Access All Areas September 2019 - Page 37

SEPTEMBER | COVER FEATURE “Our primary objective over the next 2-3 years is to grow a business that looks beyond the traditional venues and spaces that have been used for live music and entertainment” — Bradley Thompson expect very high standards at music venues and events in recent years and this places some healthy pressure on promoters. Having a slightly larger business that enables us to have individuals or business units within the larger business ensures that we have people responsible and accountable, and safe and professional standards that need to be delivered consistently internally and with our suppliers are maintained. “Our focus – whether it is a festival or a venue – is and always has been on a truly great and memorable experience that isn’t just about the music. It’s the full picture: production, sound, friendly staff, plenty of bars and toilets, interesting selection of food and drinks, places to sit down and chill out, and plenty of nooks and crannies to explore and really lose yourself in. “From a supplier point of view, yes, we have greater purchasing power across a portfolio and where possible we work with the same suppliers which benefits everyone, particularly from a relationship point of view as well as knowing and understand each other’s systems and process which come off the back of working with a business or individuals over a long period of time.” Another concern is the market share larger companies hold allows them to win bidding wars where conglomerates are outbidding independents. Morgan says: “If you to take many of the conglomerate shows in silo on the large green space sites, their profit and loss would not make any financial sense even at sell out, thus independents cannot possibly compete. They are simply land banking green space to oust any form of competition and this isn’t securing the future of festivals in the UK, it’s simply trying to ensure that nobody can step on their toes.” Meanwhile, infrastructure costs are growing, and green space rental is increasing as councils are under pressure to plug their funding gap. “Independents have a huge drive to make their shows work, not just for themselves, but for the wider industry community, they will endeavour to add value to the local economy as demonstrated in The Political Economy of Informal Events 2030. This, in an already challenging environment, is often underestimated as are the jobs created whether it be technical production, and causal labour from bar work to accreditation.” One reaction to an increasingly homogenised market is to set yourself apart. Thompson says: “Our primary objective over the next 2-3 years is to grow a business that looks beyond the traditional venues and spaces that have been used for live music and entertainment and work across the UK to build individual venue businesses in more interesting spaces that not only focus on ticketed culture but corporate and brand experiences.

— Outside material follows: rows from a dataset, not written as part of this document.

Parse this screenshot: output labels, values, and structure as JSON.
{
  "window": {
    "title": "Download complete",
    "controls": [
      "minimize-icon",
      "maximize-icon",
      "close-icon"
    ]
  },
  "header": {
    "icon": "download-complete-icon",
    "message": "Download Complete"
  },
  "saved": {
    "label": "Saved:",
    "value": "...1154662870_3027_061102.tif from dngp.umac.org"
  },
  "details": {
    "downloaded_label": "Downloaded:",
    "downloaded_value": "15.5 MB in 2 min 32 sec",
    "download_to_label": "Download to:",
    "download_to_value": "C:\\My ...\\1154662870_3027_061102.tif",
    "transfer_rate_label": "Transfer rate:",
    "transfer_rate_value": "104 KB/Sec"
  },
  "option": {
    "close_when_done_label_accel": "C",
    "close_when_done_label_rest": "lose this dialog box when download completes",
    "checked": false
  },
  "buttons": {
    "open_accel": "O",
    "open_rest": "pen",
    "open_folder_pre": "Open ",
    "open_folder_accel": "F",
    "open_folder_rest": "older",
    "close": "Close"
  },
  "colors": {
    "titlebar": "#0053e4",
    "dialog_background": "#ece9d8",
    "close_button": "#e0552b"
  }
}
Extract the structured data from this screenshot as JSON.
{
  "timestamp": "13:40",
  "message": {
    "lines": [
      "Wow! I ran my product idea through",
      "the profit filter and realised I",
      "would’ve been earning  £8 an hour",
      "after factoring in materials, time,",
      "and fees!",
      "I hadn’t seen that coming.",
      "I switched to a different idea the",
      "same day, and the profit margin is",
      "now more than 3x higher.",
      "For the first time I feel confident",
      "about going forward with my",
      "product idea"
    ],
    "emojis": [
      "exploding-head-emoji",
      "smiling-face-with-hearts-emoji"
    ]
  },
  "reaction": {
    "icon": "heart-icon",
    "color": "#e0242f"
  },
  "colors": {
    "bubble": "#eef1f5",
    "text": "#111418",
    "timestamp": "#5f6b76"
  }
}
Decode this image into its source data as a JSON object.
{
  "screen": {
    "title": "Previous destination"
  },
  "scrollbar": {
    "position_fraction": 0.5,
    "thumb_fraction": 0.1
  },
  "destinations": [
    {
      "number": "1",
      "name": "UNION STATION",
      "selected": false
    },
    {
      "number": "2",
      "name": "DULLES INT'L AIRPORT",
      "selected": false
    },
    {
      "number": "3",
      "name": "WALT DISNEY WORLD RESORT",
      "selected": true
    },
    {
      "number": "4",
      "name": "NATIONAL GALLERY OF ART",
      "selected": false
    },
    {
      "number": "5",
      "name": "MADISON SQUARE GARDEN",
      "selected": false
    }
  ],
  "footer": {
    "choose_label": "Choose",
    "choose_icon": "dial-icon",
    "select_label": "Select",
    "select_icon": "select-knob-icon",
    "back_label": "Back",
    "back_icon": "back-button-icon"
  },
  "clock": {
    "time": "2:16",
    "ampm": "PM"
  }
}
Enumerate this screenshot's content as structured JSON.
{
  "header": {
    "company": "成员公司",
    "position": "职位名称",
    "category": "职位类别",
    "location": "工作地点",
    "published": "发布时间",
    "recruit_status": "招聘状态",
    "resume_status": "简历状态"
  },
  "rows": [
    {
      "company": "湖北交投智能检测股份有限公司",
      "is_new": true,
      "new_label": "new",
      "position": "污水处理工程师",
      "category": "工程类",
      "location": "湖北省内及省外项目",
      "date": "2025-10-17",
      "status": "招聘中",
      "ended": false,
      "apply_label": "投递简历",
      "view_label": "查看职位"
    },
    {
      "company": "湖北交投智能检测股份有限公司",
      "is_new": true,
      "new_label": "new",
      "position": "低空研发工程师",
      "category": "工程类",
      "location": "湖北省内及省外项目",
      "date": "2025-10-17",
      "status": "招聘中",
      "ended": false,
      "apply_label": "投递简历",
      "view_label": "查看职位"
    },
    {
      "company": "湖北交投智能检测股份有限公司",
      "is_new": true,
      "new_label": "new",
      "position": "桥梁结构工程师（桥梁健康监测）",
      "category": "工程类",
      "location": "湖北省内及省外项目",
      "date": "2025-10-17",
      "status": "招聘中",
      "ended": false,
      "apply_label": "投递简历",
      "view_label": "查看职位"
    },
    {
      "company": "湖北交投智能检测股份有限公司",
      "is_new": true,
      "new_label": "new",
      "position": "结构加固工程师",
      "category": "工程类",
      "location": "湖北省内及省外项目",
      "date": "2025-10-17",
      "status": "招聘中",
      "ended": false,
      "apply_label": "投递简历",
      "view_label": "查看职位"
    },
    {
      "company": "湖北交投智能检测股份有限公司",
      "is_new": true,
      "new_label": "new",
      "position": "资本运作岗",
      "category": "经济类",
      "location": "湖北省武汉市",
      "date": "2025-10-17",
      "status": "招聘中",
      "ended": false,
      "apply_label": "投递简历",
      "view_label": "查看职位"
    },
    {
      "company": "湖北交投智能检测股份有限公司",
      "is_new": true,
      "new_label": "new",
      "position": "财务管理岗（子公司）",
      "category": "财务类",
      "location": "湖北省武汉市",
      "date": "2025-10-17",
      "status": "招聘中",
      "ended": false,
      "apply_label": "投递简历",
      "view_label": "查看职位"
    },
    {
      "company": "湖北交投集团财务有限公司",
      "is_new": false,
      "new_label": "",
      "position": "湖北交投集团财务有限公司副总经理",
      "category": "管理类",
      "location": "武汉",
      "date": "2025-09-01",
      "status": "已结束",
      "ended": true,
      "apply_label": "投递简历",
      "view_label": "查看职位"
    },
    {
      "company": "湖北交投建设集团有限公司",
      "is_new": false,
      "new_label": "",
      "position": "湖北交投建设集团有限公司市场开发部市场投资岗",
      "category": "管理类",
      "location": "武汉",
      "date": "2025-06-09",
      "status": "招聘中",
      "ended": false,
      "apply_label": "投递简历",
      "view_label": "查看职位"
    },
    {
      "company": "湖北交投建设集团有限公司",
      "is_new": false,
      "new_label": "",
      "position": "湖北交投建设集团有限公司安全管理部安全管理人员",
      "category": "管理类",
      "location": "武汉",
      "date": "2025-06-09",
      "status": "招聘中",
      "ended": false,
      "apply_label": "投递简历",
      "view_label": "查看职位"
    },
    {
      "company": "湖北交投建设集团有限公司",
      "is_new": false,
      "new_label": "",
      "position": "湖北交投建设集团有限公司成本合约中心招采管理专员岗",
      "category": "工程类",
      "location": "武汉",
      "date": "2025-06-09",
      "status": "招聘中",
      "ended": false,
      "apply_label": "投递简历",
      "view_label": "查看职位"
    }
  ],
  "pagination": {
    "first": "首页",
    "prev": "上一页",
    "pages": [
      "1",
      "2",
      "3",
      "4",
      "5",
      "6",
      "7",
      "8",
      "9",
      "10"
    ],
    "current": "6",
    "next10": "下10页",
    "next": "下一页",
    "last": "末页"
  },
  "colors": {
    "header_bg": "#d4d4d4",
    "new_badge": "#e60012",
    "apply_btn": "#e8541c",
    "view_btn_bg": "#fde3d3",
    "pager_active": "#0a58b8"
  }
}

In doing this we need to be open and work with everyone, from promoters to artists and collaborate with other venues.” It’s an issue that will run and run, but with the quality of independent festivals in the UK, there’s still much to play for. And, just as MySpace gave way to Facebook, and Nokia gave way to Apple, markets are seldom predictable. 37